Areas covered include EU and Member States to increase availability to clarify the applicability of the GDPR to data gathering and development of technology foreseen for tackling the crisis, prioritisation of the Data Strategy towards the health and tourism sector or speeding up the implementation of the Single Digital Gateway for SMEs, the free use of the EU Space data and services by governments, administrations, public or private companies to develop their own applications to respond to their own needs. The EU cybersecurity strategy may have to be reviewed, including the review of the Directive on Security of Network and Information Systems. In a second step, areas of work would include a trusted and secure digital identity for every citizen, the development of national e-procurement systems and platforms with the  increase of interoperability between these e-platforms, the improvement of connectivity in terms of broadband communication and mobile devices, notably via the deployment of 5G and the acceleration of coordination and investments into fixed and mobile infrastructures in Europe

 

i. Empowering people

 

With the sudden turn to digital solutions for work, there is an urgent need to rethink the EU Skills Agenda, the proposal for a Council Recommendation on vocational education and training  and the Digital Education Action Plan, which will have to propose robust long-term measures for a changed educational and business environment. Provision of proactive digital training and reskilling could be done via Digital Innovation Hubs, the development of Digital Crash Courses for SME employees to become proficient in areas such as AI, cybersecurity or blockchain.

 

j. Upscaling digital investment

 

The covid-19 crisis steps up investment needs and calls for a coherent and sound investment strategy in digital transformation that addresses research and innovation, digital capacities, human capital and businesses.

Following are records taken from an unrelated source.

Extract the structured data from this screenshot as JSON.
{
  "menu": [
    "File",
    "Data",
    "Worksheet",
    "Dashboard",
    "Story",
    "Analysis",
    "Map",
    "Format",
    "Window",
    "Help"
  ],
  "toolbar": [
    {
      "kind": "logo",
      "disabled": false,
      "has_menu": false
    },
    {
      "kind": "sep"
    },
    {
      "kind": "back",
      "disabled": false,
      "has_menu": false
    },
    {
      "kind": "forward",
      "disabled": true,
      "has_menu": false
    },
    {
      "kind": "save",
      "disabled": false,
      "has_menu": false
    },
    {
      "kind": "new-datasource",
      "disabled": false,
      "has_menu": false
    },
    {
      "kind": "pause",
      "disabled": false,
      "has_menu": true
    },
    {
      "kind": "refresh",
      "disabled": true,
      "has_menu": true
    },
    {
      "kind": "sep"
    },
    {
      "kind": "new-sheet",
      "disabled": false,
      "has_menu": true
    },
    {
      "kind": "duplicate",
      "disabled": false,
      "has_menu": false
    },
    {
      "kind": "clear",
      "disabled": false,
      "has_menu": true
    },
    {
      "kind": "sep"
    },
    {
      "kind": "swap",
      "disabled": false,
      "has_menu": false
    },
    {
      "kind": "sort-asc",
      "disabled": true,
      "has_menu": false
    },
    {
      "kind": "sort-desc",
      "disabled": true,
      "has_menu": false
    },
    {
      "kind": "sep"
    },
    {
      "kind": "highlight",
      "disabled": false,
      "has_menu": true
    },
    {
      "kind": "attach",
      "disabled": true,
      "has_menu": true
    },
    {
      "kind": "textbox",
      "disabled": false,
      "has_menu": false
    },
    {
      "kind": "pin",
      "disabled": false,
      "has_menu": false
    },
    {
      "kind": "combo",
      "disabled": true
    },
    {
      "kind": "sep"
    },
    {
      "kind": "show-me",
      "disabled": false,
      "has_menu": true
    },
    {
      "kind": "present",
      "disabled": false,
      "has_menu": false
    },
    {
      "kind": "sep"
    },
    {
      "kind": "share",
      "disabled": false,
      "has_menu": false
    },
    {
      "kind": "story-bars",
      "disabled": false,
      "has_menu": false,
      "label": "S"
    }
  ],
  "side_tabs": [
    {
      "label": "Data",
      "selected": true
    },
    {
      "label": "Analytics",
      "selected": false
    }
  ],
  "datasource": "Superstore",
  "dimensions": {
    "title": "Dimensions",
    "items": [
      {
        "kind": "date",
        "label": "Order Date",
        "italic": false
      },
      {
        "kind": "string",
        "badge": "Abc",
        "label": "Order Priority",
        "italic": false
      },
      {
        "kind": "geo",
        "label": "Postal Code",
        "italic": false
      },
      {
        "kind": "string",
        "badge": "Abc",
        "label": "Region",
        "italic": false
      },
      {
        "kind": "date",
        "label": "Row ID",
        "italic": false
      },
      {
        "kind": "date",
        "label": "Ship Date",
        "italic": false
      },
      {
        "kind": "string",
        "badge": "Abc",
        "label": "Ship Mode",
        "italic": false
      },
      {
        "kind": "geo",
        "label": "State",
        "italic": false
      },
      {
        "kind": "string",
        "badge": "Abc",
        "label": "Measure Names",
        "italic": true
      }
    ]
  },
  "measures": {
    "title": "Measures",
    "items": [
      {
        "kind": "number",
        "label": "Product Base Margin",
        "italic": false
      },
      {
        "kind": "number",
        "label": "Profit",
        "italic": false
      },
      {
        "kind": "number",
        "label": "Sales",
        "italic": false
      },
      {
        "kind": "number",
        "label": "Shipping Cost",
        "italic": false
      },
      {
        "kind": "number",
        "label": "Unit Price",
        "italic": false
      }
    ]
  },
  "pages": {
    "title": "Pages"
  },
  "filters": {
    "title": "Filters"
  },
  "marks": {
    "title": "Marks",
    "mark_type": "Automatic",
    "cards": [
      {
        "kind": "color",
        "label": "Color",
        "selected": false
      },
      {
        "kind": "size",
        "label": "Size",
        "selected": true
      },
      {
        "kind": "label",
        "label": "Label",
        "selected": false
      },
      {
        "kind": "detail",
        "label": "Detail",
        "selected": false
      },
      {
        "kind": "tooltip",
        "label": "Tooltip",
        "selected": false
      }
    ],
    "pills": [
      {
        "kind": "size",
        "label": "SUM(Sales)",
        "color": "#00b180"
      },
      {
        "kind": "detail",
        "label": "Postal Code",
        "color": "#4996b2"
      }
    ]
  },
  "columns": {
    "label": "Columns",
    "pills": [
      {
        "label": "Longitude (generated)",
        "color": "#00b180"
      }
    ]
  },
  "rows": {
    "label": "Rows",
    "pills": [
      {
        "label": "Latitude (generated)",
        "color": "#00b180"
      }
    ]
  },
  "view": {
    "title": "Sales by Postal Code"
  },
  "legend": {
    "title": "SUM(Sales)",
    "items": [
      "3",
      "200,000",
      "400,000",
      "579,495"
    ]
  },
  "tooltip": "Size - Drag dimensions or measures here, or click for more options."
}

This will be partially addressed by reprogramming available resources under Horizon 2020, CEF Telecom, EFSI and the Structural Funds, focusing on health and on eGovernment and e-learning, including supporting acquisition of IT equipment for households and teachers and trainers, making available free online educational resources, and improved connectivity solutions Work on the new MFF has to be adapted to prioritise digital investment and ensure higher synergies between grant based and financing based tools.

 

 

To address the major investment needs and the fragmentation of digital investment in the EU, a possible scenario could be to increase the proposed budget guarantee under the InvestEU scheme and work with the EIB group to define more risk-based tools to pool further investment into the relevant windows, or to set up a digital facility separate from InvestEU, with a greater risk profile. International cooperation could be accelerated via an earlier adoption of the Global Digital Cooperation Strategy foreseen for 2021.